◆ **WHAT THE EXERCISE ASKS**
Once you have read the data below, write it all out exactly.

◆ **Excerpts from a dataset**

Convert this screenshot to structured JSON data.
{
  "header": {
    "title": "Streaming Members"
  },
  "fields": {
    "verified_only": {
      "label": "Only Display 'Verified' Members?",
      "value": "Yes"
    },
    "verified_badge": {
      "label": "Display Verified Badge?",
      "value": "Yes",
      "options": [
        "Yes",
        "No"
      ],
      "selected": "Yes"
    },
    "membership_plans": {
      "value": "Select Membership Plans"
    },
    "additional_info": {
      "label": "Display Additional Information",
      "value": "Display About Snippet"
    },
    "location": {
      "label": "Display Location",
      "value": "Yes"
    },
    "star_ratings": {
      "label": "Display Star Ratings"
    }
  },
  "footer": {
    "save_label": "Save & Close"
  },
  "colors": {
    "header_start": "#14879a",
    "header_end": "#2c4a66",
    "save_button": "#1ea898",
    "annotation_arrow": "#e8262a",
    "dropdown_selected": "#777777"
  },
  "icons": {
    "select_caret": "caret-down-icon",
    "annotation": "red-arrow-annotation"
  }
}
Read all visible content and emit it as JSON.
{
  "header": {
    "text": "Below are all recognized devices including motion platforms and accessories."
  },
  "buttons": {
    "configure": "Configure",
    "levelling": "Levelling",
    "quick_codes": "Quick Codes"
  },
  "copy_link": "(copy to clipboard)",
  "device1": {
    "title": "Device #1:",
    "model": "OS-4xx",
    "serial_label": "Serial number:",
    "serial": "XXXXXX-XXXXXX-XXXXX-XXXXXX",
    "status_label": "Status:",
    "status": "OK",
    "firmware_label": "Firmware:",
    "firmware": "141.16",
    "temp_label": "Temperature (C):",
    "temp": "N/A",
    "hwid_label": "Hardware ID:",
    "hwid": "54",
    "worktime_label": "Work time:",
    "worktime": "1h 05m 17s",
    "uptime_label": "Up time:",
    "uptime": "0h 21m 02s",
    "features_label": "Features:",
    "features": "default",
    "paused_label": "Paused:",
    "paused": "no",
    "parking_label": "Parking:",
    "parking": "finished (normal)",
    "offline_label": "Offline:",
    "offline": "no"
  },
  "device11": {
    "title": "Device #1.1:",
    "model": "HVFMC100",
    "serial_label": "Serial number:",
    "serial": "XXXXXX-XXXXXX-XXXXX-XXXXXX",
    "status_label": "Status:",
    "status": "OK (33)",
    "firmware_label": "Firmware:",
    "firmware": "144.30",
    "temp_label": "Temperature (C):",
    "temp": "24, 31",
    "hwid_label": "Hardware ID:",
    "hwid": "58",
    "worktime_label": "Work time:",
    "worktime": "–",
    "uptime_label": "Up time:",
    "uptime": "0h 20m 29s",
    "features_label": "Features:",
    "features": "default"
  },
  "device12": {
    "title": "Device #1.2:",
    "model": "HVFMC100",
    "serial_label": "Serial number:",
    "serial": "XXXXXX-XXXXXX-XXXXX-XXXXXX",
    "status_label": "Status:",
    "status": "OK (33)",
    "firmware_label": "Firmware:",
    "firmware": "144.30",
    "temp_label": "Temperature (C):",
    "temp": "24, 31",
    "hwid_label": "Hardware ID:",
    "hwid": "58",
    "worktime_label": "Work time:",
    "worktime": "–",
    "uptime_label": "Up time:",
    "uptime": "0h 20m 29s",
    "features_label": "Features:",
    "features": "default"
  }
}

◆ **TASK OUTPUT**
Convert this screenshot to structured JSON data.
{
  "header": {
    "title": "Streaming Members"
  },
  "fields": {
    "verified_only": {
      "label": "Only Display 'Verified' Members?",
      "value": "Yes"
    },
    "verified_badge": {
      "label": "Display Verified Badge?",
      "value": "Yes",
      "options": [
        "Yes",
        "No"
      ],
      "selected": "Yes"
    },
    "membership_plans": {
      "value": "Select Membership Plans"
    },
    "additional_info": {
      "label": "Display Additional Information",
      "value": "Display About Snippet"
    },
    "location": {
      "label": "Display Location",
      "value": "Yes"
    },
    "star_ratings": {
      "label": "Display Star Ratings"
    }
  },
  "footer": {
    "save_label": "Save & Close"
  },
  "colors": {
    "header_start": "#14879a",
    "header_end": "#2c4a66",
    "save_button": "#1ea898",
    "annotation_arrow": "#e8262a",
    "dropdown_selected": "#777777"
  },
  "icons": {
    "select_caret": "caret-down-icon",
    "annotation": "red-arrow-annotation"
  }
}
Read all visible content and emit it as JSON.
{
  "header": {
    "text": "Below are all recognized devices including motion platforms and accessories."
  },
  "buttons": {
    "configure": "Configure",
    "levelling": "Levelling",
    "quick_codes": "Quick Codes"
  },
  "copy_link": "(copy to clipboard)",
  "device1": {
    "title": "Device #1:",
    "model": "OS-4xx",
    "serial_label": "Serial number:",
    "serial": "XXXXXX-XXXXXX-XXXXX-XXXXXX",
    "status_label": "Status:",
    "status": "OK",
    "firmware_label": "Firmware:",
    "firmware": "141.16",
    "temp_label": "Temperature (C):",
    "temp": "N/A",
    "hwid_label": "Hardware ID:",
    "hwid": "54",
    "worktime_label": "Work time:",
    "worktime": "1h 05m 17s",
    "uptime_label": "Up time:",
    "uptime": "0h 21m 02s",
    "features_label": "Features:",
    "features": "default",
    "paused_label": "Paused:",
    "paused": "no",
    "parking_label": "Parking:",
    "parking": "finished (normal)",
    "offline_label": "Offline:",
    "offline": "no"
  },
  "device11": {
    "title": "Device #1.1:",
    "model": "HVFMC100",
    "serial_label": "Serial number:",
    "serial": "XXXXXX-XXXXXX-XXXXX-XXXXXX",
    "status_label": "Status:",
    "status": "OK (33)",
    "firmware_label": "Firmware:",
    "firmware": "144.30",
    "temp_label": "Temperature (C):",
    "temp": "24, 31",
    "hwid_label": "Hardware ID:",
    "hwid": "58",
    "worktime_label": "Work time:",
    "worktime": "–",
    "uptime_label": "Up time:",
    "uptime": "0h 20m 29s",
    "features_label": "Features:",
    "features": "default"
  },
  "device12": {
    "title": "Device #1.2:",
    "model": "HVFMC100",
    "serial_label": "Serial number:",
    "serial": "XXXXXX-XXXXXX-XXXXX-XXXXXX",
    "status_label": "Status:",
    "status": "OK (33)",
    "firmware_label": "Firmware:",
    "firmware": "144.30",
    "temp_label": "Temperature (C):",
    "temp": "24, 31",
    "hwid_label": "Hardware ID:",
    "hwid": "58",
    "worktime_label": "Work time:",
    "worktime": "–",
    "uptime_label": "Up time:",
    "uptime": "0h 20m 29s",
    "features_label": "Features:",
    "features": "default"
  }
}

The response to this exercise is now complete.